Only the number is wanted: how many lines of these entries contain the word "Seguridad"?

(Dataset rows for apps and sites)

[Start of Attachment]

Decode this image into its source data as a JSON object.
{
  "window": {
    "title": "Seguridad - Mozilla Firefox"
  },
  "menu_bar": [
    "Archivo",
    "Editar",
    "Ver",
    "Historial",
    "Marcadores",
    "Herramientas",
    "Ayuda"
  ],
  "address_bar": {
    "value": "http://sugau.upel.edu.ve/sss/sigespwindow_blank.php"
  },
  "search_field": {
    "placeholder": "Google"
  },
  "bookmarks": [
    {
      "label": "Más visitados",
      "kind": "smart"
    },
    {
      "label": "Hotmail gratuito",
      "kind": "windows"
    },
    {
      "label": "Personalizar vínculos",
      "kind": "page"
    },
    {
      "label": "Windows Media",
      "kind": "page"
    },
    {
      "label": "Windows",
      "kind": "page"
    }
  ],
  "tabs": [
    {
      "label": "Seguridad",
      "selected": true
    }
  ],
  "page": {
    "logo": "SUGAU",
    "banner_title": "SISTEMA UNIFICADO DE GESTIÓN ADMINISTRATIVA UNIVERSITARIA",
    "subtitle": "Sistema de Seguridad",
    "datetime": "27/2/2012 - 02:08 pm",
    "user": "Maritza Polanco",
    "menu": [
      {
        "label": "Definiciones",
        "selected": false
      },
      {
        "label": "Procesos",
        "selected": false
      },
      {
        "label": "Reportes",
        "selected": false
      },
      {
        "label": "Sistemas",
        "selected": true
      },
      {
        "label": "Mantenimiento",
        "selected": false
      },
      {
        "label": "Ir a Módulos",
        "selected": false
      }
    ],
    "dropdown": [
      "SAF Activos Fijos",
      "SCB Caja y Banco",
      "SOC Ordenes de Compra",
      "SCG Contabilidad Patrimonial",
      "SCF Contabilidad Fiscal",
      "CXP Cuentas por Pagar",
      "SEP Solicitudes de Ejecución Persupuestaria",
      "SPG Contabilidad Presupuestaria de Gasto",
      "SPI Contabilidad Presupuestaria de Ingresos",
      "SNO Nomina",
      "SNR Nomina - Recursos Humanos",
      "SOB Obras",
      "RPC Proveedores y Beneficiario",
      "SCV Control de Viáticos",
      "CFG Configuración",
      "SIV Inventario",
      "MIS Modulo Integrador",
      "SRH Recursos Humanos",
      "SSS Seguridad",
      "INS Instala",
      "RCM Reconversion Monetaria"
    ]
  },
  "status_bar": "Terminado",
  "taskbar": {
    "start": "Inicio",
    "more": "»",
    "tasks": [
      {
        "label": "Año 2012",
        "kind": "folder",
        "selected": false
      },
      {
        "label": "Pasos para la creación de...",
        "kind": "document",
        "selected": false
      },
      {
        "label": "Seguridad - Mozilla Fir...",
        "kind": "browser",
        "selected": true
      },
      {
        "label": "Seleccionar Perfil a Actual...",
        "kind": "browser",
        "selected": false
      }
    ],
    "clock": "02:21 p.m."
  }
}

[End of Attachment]

**EXERCISE ANSWER:**
5